That early screening leads to early detection has already been shown in a study by the American Cancer Society. Researchers used the National Cancer Data Base, a hospital-based cancer registry that covers nearly three-quarters of all cancer cases in the United States. They found that under the provisions of the Affordable Care Act, the expansion of insurance among younger women has made it possible for more of them to get early screening. As a result 79% of women age 21 to 26 who learn they have cancer received an early stage diagnosis in 2011-12, up from about 71% in 2007-09.
Still, early screening continues to be the subject of major debate. Advocates insist it saves lives and is far more effective in reducing cancer fatalities than if the disease is detected in later stages. Critics of early screening argue that imprecise procedures often lead to unnecessary surgery or radiation, leading to other complications and raising treatment costs. But generally speaking, cancer patients seem to want to know about their disease as early as possible, so they can make their own decision about how to proceed.
Not surprisingly, most experts on both sides of the early-screening argument agree that the ideal is to make cancer screening simple, convenient, and accurate enough to be widely deployed and done regularly. This will reduce the need for expensive and still mostly ineffective chemotherapy while having the largest possible impact on cancer mortality.
The key with CellMax isn’t simply its ability to detect cancer early, which is hugely challenging on its own, but also be able to do it with a one-minute, simple, routine blood test.

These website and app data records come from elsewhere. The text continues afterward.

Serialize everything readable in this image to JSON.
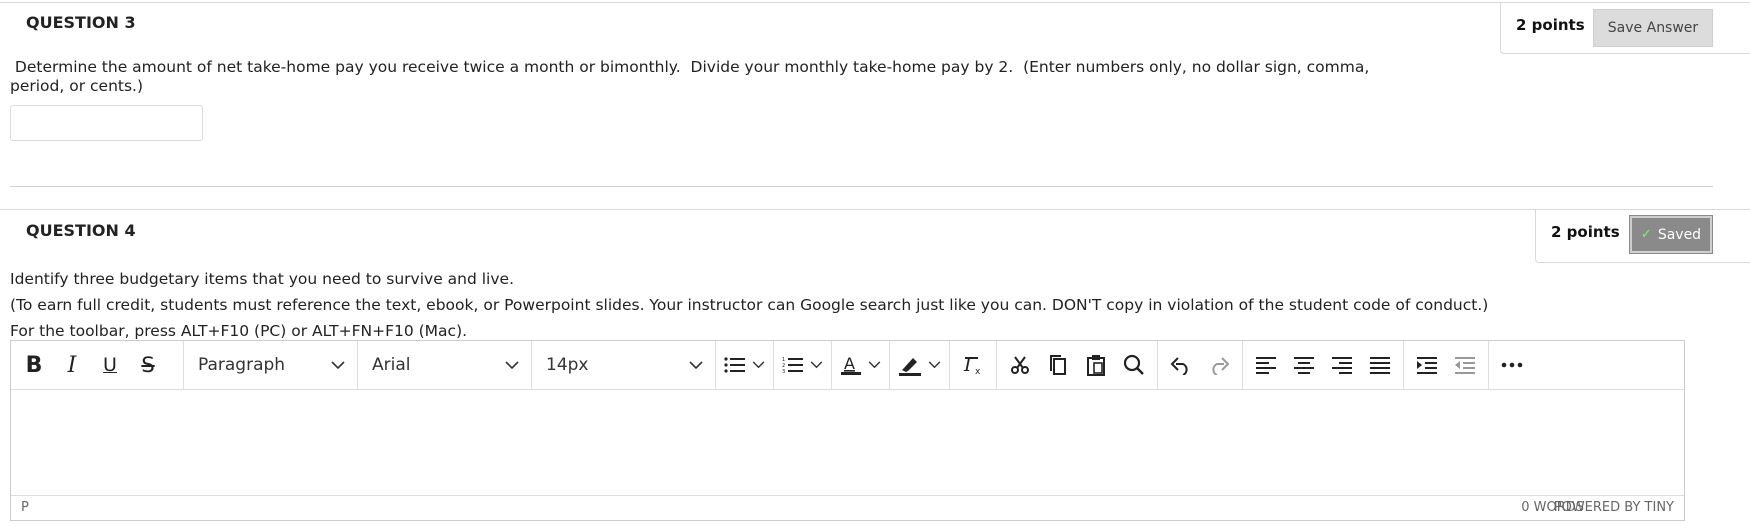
{
  "question3": {
    "title": "QUESTION 3",
    "points": "2 points",
    "save_label": "Save Answer",
    "text_line1": " Determine the amount of net take-home pay you receive twice a month or bimonthly.  Divide your monthly take-home pay by 2.  (Enter numbers only, no dollar sign, comma,",
    "text_line2": "period, or cents.)",
    "answer_value": ""
  },
  "question4": {
    "title": "QUESTION 4",
    "points": "2 points",
    "saved_label": "Saved",
    "text_line1": "Identify three budgetary items that you need to survive and live.",
    "text_line2": "(To earn full credit, students must reference the text, ebook, or Powerpoint slides. Your instructor can Google search just like you can. DON'T copy in violation of the student code of conduct.)",
    "toolbar_hint": "For the toolbar, press ALT+F10 (PC) or ALT+FN+F10 (Mac)."
  },
  "editor": {
    "block_format": "Paragraph",
    "font_family": "Arial",
    "font_size": "14px",
    "path": "P",
    "word_count": "0 WORDS",
    "powered_by": "POWERED BY TINY",
    "icons": [
      "bold-icon",
      "italic-icon",
      "underline-icon",
      "strikethrough-icon",
      "bullet-list-icon",
      "numbered-list-icon",
      "text-color-icon",
      "highlight-icon",
      "clear-formatting-icon",
      "cut-icon",
      "copy-icon",
      "paste-icon",
      "search-icon",
      "undo-icon",
      "redo-icon",
      "align-left-icon",
      "align-center-icon",
      "align-right-icon",
      "justify-icon",
      "indent-icon",
      "outdent-icon",
      "more-icon"
    ]
  }
}
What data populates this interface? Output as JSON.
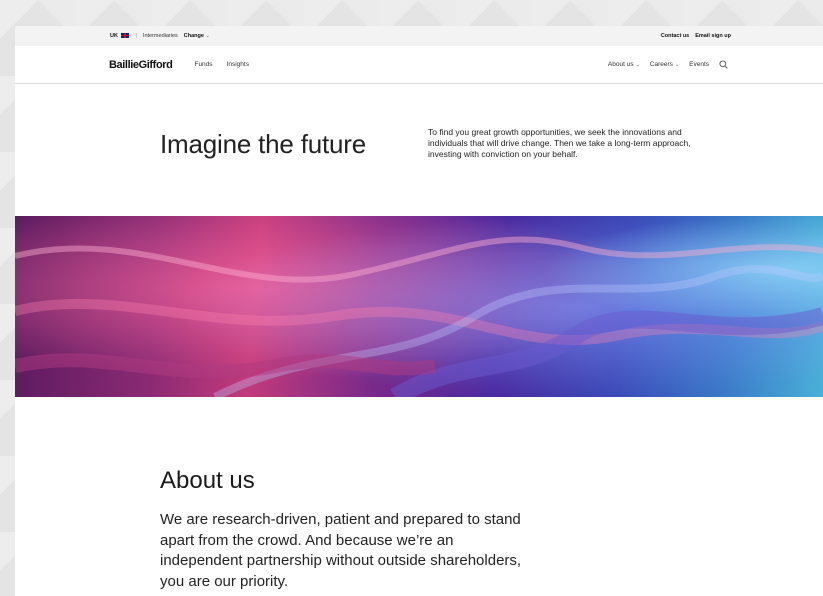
{
  "utility_bar": {
    "region": "UK",
    "region_flag_icon": "uk-flag-icon",
    "separator": "|",
    "audience": "Intermediaries",
    "change_label": "Change",
    "change_icon": "chevron-down-icon",
    "contact_label": "Contact us",
    "email_signup_label": "Email sign up"
  },
  "nav": {
    "logo": "BaillieGifford",
    "left_links": [
      "Funds",
      "Insights"
    ],
    "about_label": "About us",
    "careers_label": "Careers",
    "events_label": "Events",
    "search_icon": "search-icon"
  },
  "hero": {
    "title": "Imagine the future",
    "text": "To find you great growth opportunities, we seek the innovations and individuals that will drive change. Then we take a long-term approach, investing with conviction on your behalf."
  },
  "banner": {
    "description_icon": "abstract-particle-wave-image",
    "colors": [
      "#5a1a5e",
      "#c23a7a",
      "#4a2aa0",
      "#4ab0d8"
    ]
  },
  "about": {
    "heading": "About us",
    "body": "We are research-driven, patient and prepared to stand apart from the crowd. And because we’re an independent partnership without outside shareholders, you are our priority."
  }
}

CellMax’s technology identifies and isolates so-called circulating tumor cells (CTCs). CTCs are shed into the blood stream very early even by the most minuscule tumors, well before they can be picked up by normal imaging screening methods. And though CTCs have been studied for almost two decades, researchers have not been able to find them consistently enough in the early stages of cancer to make them clinically useful for early-detection.
CTCs often get lost in the plethora of blood cells, so it’s finding the proverbial needle in the haystack. While conventional screening procedures are unable to identify cancer cells until there is a large enough tumor mass to detect, CellMax is capable of signal their existence at the very earliest stages. All with a simple blood test that has been validated in clinical studies.
The colorectal cancer blood test is only the first CellMax product. It plans soon to introduce similar screening tools for prostate cancer, breast cancer and other hard-to-detect types. It has an ambitious long term vision of providing all cancer-risk, screening and disease-related information for both healthy and diseased patients.
In June 2015, the American Society of Clinical Oncology (ASCO) published a proposed framework for assessing the value of various cancer treatments. The goal was to evaluate treatment regimens on the basis of their clinical benefit, toxicity and cost. It’s quite possible that this assessment could validate CellMax and its methods.
While the cost of cancer care accounts for a relatively small portion of overall U.S. health care expenditures – it still is expected to rise to $158 billion in 2020 from $125 billion in 2015. And its social and emotional costs are incalculable. It would be a big deal if we gained the ability to mass screen, detect early and dramatically reduce the cost of effective treatment.